The Fear Institute by Jonathan L. Howard
|Book Name:||The Fear Institute|
|Author:||Jonathan L. Howard|
|Formatt:||Hardcover / Paperback / Audiobook / Ebook|
|Genre(s):||Fantasy / Horror / Steampunk|
|Release Date:||June 1, 2011 (US) September 1, 2011 (UK)|
“Why on Earth did you steal three dead popes?” asked Cabal.
“First, to make the Vatican very cross. That was funny. Second reason, delicious.”
It’s rare for Johannes Cabal to have visitors that aren’t of the torch-bearing mob variety, so when three strangers show up at his front door asking for his help, he greets them with his Webley .577 Boxer in hand. Turns out these men are from the Fear Institute, and they want to hire Cabal as their guide through the Dreamlands, a world built by mystics and poets (neither of which are the sort of people Cabal is particularly fond of). The catch? He has to help them find the Phobic Animus, the source of all fears, so they can destroy it. While he couldn’t care less for the Institute’s goal of freeing humanity from irrational terror, an all-expenses paid trip to the Dreamlands is too good to pass up.
This novel is similar to the first one in tone and style, with more fantasy and less steampunk. The setting plays a huge part, so let’s talk about that first. The Dreamlands are built from imagination, where the rules are a little more Byronic than in the real world. Here there are talking skulls, ship-eating monsters traverse the sea, wizards live in secluded towers on islands that can’t be found, and the Great Old Ones hear your prayers (whether you want them to or not). It’s the sort of place that nurtures insanity. Jonathan L. Howard certainly brings the setting to life, showing it as being both marvelous and terrifying, sometimes all at once. And it’s also the sort of place that clashes with Cabal’s rational, serious demeanor. The Dreamlands fight Cabal for his sanity, creating one of the main struggles in the book for the protagonist.
The majority of the novel follows Cabal and the members of the Institute as they traverse the Dreamlands, searching for the location of the Phobic Animus. This involves normal fantasy quest stuff, like talking to prophetic witches and traveling across oceans to find wise hermits, but it’s layered with the dark comedy that this series is known for. And Johannes Cabal is not the typical fantasy hero, or even anti-hero. While there is some sword-fighting, most of the problems thrown in Cabal’s path are solved with his brain rather than brawn, which is something I liked about this character from the very start.
It’s not obvious from the beginning of the novel how the story will end, and what starts as a fantastical quest turns into a revelation of the series’ main character. This book, more than any other in the series so far, gives us a good look into the mind, heart, and soul of Johannes Cabal. It also shows us just how much punishment he can take, and the dark paths he may still yet go down. Subtle is a word I’ve used before when discussing these books, and it’s something I really appreciate about how Howard writes his characters.

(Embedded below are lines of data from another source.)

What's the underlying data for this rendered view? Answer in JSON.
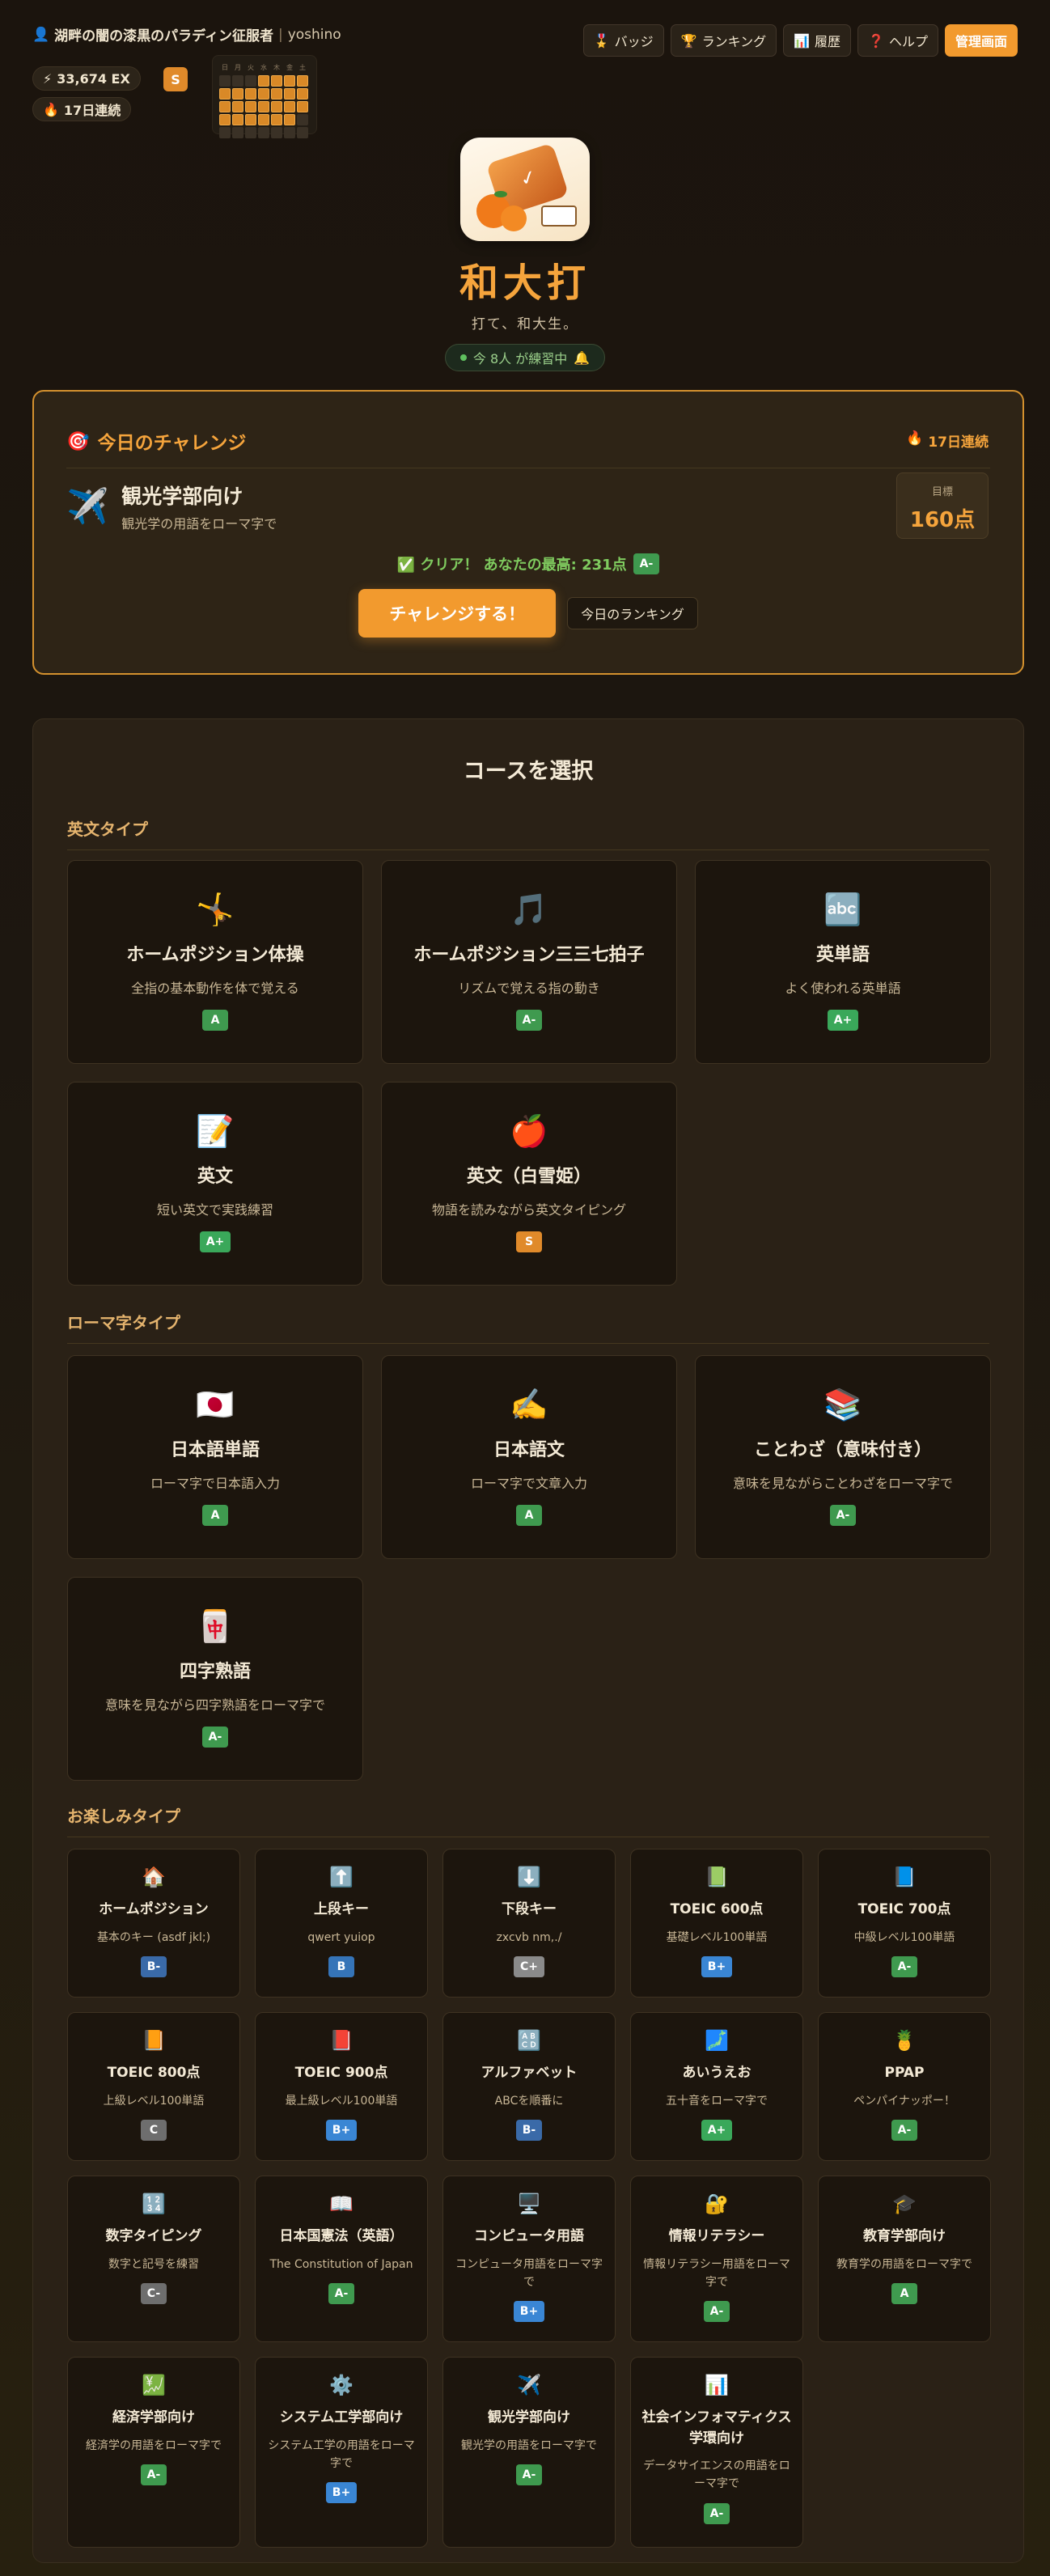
{
  "user": {
    "icon": "👤",
    "title": "湖畔の闇の漆黒のパラディン征服者",
    "separator": "|",
    "name": "yoshino"
  },
  "stats": {
    "ex_icon": "⚡",
    "ex": "33,674 EX",
    "rank": "S",
    "streak_icon": "🔥",
    "streak": "17日連続"
  },
  "heatmap": {
    "day_headers": [
      "日",
      "月",
      "火",
      "水",
      "木",
      "金",
      "土"
    ],
    "weeks": [
      [
        0,
        0,
        0,
        1,
        1,
        1,
        1
      ],
      [
        1,
        1,
        1,
        1,
        1,
        1,
        1
      ],
      [
        1,
        1,
        1,
        1,
        1,
        1,
        1
      ],
      [
        1,
        1,
        1,
        1,
        1,
        1,
        0
      ],
      [
        0,
        0,
        0,
        0,
        0,
        0,
        0
      ]
    ]
  },
  "nav": [
    {
      "icon": "🎖️",
      "label": "バッジ",
      "name": "nav-badges"
    },
    {
      "icon": "🏆",
      "label": "ランキング",
      "name": "nav-ranking"
    },
    {
      "icon": "📊",
      "label": "履歴",
      "name": "nav-history"
    },
    {
      "icon": "❓",
      "label": "ヘルプ",
      "name": "nav-help"
    }
  ],
  "admin_label": "管理画面",
  "hero": {
    "title": "和大打",
    "tagline": "打て、和大生。",
    "online": "今 8人 が練習中",
    "bell": "🔔"
  },
  "challenge": {
    "icon": "🎯",
    "title": "今日のチャレンジ",
    "streak_icon": "🔥",
    "streak": "17日連続",
    "course_icon": "✈️",
    "course_title": "観光学部向け",
    "course_desc": "観光学の用語をローマ字で",
    "goal_label": "目標",
    "goal_value": "160点",
    "clear_text": "✅ クリア！ あなたの最高: 231点",
    "clear_grade": "A-",
    "cta": "チャレンジする！",
    "ranking": "今日のランキング"
  },
  "courses_title": "コースを選択",
  "categories": {
    "english": "英文タイプ",
    "romaji": "ローマ字タイプ",
    "fun": "お楽しみタイプ"
  },
  "grade_colors": {
    "A+": "#3aa85a",
    "A": "#3f9a4f",
    "A-": "#3f9a4f",
    "S": "#e08a2a",
    "B+": "#3a86d4",
    "B": "#3574b8",
    "B-": "#3a6aa8",
    "C+": "#8a8a8a",
    "C": "#6e6e6e",
    "C-": "#6e6e6e"
  },
  "english_courses": [
    {
      "icon": "🤸",
      "title": "ホームポジション体操",
      "desc": "全指の基本動作を体で覚える",
      "grade": "A"
    },
    {
      "icon": "🎵",
      "title": "ホームポジション三三七拍子",
      "desc": "リズムで覚える指の動き",
      "grade": "A-"
    },
    {
      "icon": "🔤",
      "title": "英単語",
      "desc": "よく使われる英単語",
      "grade": "A+"
    },
    {
      "icon": "📝",
      "title": "英文",
      "desc": "短い英文で実践練習",
      "grade": "A+"
    },
    {
      "icon": "🍎",
      "title": "英文（白雪姫）",
      "desc": "物語を読みながら英文タイピング",
      "grade": "S"
    }
  ],
  "romaji_courses": [
    {
      "icon": "🇯🇵",
      "title": "日本語単語",
      "desc": "ローマ字で日本語入力",
      "grade": "A"
    },
    {
      "icon": "✍️",
      "title": "日本語文",
      "desc": "ローマ字で文章入力",
      "grade": "A"
    },
    {
      "icon": "📚",
      "title": "ことわざ（意味付き）",
      "desc": "意味を見ながらことわざをローマ字で",
      "grade": "A-"
    },
    {
      "icon": "🀄",
      "title": "四字熟語",
      "desc": "意味を見ながら四字熟語をローマ字で",
      "grade": "A-"
    }
  ],
  "fun_courses": [
    {
      "icon": "🏠",
      "title": "ホームポジション",
      "desc": "基本のキー (asdf jkl;)",
      "grade": "B-"
    },
    {
      "icon": "⬆️",
      "title": "上段キー",
      "desc": "qwert yuiop",
      "grade": "B"
    },
    {
      "icon": "⬇️",
      "title": "下段キー",
      "desc": "zxcvb nm,./",
      "grade": "C+"
    },
    {
      "icon": "📗",
      "title": "TOEIC 600点",
      "desc": "基礎レベル100単語",
      "grade": "B+"
    },
    {
      "icon": "📘",
      "title": "TOEIC 700点",
      "desc": "中級レベル100単語",
      "grade": "A-"
    },
    {
      "icon": "📙",
      "title": "TOEIC 800点",
      "desc": "上級レベル100単語",
      "grade": "C"
    },
    {
      "icon": "📕",
      "title": "TOEIC 900点",
      "desc": "最上級レベル100単語",
      "grade": "B+"
    },
    {
      "icon": "🔠",
      "title": "アルファベット",
      "desc": "ABCを順番に",
      "grade": "B-"
    },
    {
      "icon": "🗾",
      "title": "あいうえお",
      "desc": "五十音をローマ字で",
      "grade": "A+"
    },
    {
      "icon": "🍍",
      "title": "PPAP",
      "desc": "ペンパイナッポー！",
      "grade": "A-"
    },
    {
      "icon": "🔢",
      "title": "数字タイピング",
      "desc": "数字と記号を練習",
      "grade": "C-"
    },
    {
      "icon": "📖",
      "title": "日本国憲法（英語）",
      "desc": "The Constitution of Japan",
      "grade": "A-"
    },
    {
      "icon": "🖥️",
      "title": "コンピュータ用語",
      "desc": "コンピュータ用語をローマ字で",
      "grade": "B+"
    },
    {
      "icon": "🔐",
      "title": "情報リテラシー",
      "desc": "情報リテラシー用語をローマ字で",
      "grade": "A-"
    },
    {
      "icon": "🎓",
      "title": "教育学部向け",
      "desc": "教育学の用語をローマ字で",
      "grade": "A"
    },
    {
      "icon": "💹",
      "title": "経済学部向け",
      "desc": "経済学の用語をローマ字で",
      "grade": "A-"
    },
    {
      "icon": "⚙️",
      "title": "システム工学部向け",
      "desc": "システム工学の用語をローマ字で",
      "grade": "B+"
    },
    {
      "icon": "✈️",
      "title": "観光学部向け",
      "desc": "観光学の用語をローマ字で",
      "grade": "A-"
    },
    {
      "icon": "📊",
      "title": "社会インフォマティクス学環向け",
      "desc": "データサイエンスの用語をローマ字で",
      "grade": "A-"
    }
  ]
}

With that being said, the members of the Fear Institute are some of the weakest characters in this novel, though I feel the strength of the other minor characters make up for that. Sometimes it feels like the three Institute members only there because they’re on a quest, so there needs to be four to five men in the group. All but one aren’t really memorable characters, and any plot functions they serve could have been replaced by the more interesting minor characters that Cabal meets in the Dreamlands. It would have been nice if more time could have been devoted to characters like the stand-in for the wise wizard who dispenses advice to our intrepid heroes: the ghoul leader. His conversations with Cabal are lively, funny, and lend an air of mystery to the novel. We’re not sure why he’s helping Cabal, or if he really is helping at all, but each scene with him is great. To be fair, the expendability of the members of the institute is played with in the novel, but I still think they were the weakest part of an otherwise strong story.
Like the first novel, the ending for this one is bittersweet. I think it’s the strongest ending in the series overall, and it left me counting down the days to the release of the fourth novel. Despite knowing that Cabal can be truly evil, you can’t help but feel sympathy for him. The ending draws on the idea that in the Dreamlands, nothing is as it seems. While it does tie up the novel’s loose ends, the novel ends on a bit of a cliff-hanger, though thankfully the fourth book is already out as of this review, so there’s no need to wait to see what happens next.